BEGIN

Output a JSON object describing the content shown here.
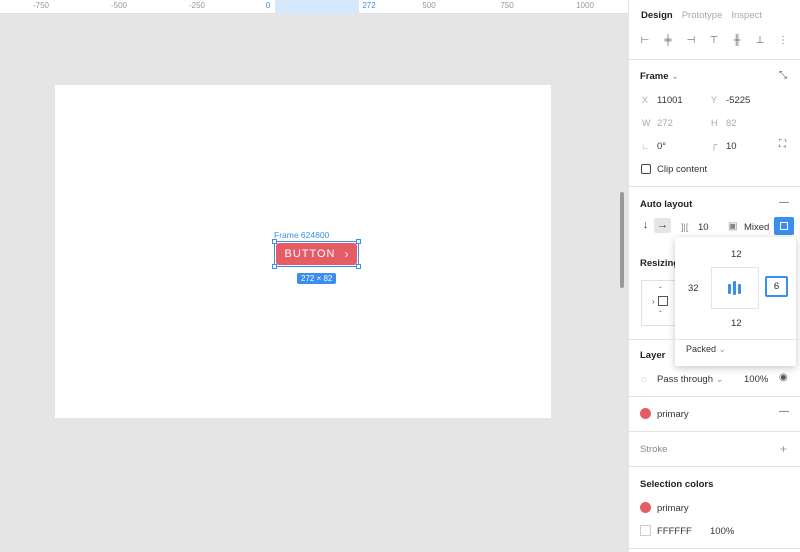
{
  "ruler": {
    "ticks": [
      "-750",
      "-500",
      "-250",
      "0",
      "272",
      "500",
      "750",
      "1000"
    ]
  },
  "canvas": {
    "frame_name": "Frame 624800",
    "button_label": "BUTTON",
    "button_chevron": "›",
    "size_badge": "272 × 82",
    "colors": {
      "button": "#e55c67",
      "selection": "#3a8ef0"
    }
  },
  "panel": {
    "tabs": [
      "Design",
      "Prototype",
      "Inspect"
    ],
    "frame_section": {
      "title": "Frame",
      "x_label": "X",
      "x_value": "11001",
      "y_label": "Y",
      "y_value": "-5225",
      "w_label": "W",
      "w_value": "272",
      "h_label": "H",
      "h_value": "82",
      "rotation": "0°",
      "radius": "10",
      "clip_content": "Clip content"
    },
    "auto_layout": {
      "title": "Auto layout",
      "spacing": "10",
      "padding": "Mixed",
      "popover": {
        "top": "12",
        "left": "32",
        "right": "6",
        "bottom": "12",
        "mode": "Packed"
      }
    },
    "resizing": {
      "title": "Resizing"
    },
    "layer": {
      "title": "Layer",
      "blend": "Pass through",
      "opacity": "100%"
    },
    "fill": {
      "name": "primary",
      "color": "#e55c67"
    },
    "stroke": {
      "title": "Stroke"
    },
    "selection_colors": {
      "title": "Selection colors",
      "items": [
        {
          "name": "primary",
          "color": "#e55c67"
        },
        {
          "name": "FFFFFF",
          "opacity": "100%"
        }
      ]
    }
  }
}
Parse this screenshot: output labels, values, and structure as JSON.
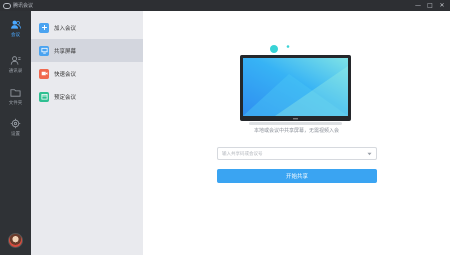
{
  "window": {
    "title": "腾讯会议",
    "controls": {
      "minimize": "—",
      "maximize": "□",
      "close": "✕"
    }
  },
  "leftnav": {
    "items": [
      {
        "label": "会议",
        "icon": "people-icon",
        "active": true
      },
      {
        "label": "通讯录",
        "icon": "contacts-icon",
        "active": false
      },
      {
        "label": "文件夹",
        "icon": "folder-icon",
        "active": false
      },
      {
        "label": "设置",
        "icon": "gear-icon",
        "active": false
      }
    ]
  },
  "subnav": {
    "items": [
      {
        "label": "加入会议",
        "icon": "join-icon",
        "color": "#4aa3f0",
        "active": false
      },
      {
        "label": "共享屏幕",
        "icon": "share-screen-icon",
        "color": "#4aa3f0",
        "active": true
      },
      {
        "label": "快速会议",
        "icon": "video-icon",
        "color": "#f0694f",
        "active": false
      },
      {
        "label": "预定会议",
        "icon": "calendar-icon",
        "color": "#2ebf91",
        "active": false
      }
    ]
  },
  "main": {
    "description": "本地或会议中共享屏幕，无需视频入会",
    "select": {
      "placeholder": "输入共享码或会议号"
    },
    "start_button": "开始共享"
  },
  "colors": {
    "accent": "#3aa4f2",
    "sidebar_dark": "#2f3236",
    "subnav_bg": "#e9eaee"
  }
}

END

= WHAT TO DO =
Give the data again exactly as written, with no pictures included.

= RESULT BELOW =
Output a JSON object describing the content shown here.
{
  "ruler": {
    "ticks": [
      "-750",
      "-500",
      "-250",
      "0",
      "272",
      "500",
      "750",
      "1000"
    ]
  },
  "canvas": {
    "frame_name": "Frame 624800",
    "button_label": "BUTTON",
    "button_chevron": "›",
    "size_badge": "272 × 82",
    "colors": {
      "button": "#e55c67",
      "selection": "#3a8ef0"
    }
  },
  "panel": {
    "tabs": [
      "Design",
      "Prototype",
      "Inspect"
    ],
    "frame_section": {
      "title": "Frame",
      "x_label": "X",
      "x_value": "11001",
      "y_label": "Y",
      "y_value": "-5225",
      "w_label": "W",
      "w_value": "272",
      "h_label": "H",
      "h_value": "82",
      "rotation": "0°",
      "radius": "10",
      "clip_content": "Clip content"
    },
    "auto_layout": {
      "title": "Auto layout",
      "spacing": "10",
      "padding": "Mixed",
      "popover": {
        "top": "12",
        "left": "32",
        "right": "6",
        "bottom": "12",
        "mode": "Packed"
      }
    },
    "resizing": {
      "title": "Resizing"
    },
    "layer": {
      "title": "Layer",
      "blend": "Pass through",
      "opacity": "100%"
    },
    "fill": {
      "name": "primary",
      "color": "#e55c67"
    },
    "stroke": {
      "title": "Stroke"
    },
    "selection_colors": {
      "title": "Selection colors",
      "items": [
        {
          "name": "primary",
          "color": "#e55c67"
        },
        {
          "name": "FFFFFF",
          "opacity": "100%"
        }
      ]
    }
  }
}
Parse this screenshot: output labels, values, and structure as JSON.
{
  "window": {
    "title": "腾讯会议",
    "controls": {
      "minimize": "—",
      "maximize": "□",
      "close": "✕"
    }
  },
  "leftnav": {
    "items": [
      {
        "label": "会议",
        "icon": "people-icon",
        "active": true
      },
      {
        "label": "通讯录",
        "icon": "contacts-icon",
        "active": false
      },
      {
        "label": "文件夹",
        "icon": "folder-icon",
        "active": false
      },
      {
        "label": "设置",
        "icon": "gear-icon",
        "active": false
      }
    ]
  },
  "subnav": {
    "items": [
      {
        "label": "加入会议",
        "icon": "join-icon",
        "color": "#4aa3f0",
        "active": false
      },
      {
        "label": "共享屏幕",
        "icon": "share-screen-icon",
        "color": "#4aa3f0",
        "active": true
      },
      {
        "label": "快速会议",
        "icon": "video-icon",
        "color": "#f0694f",
        "active": false
      },
      {
        "label": "预定会议",
        "icon": "calendar-icon",
        "color": "#2ebf91",
        "active": false
      }
    ]
  },
  "main": {
    "description": "本地或会议中共享屏幕，无需视频入会",
    "select": {
      "placeholder": "输入共享码或会议号"
    },
    "start_button": "开始共享"
  },
  "colors": {
    "accent": "#3aa4f2",
    "sidebar_dark": "#2f3236",
    "subnav_bg": "#e9eaee"
  }
}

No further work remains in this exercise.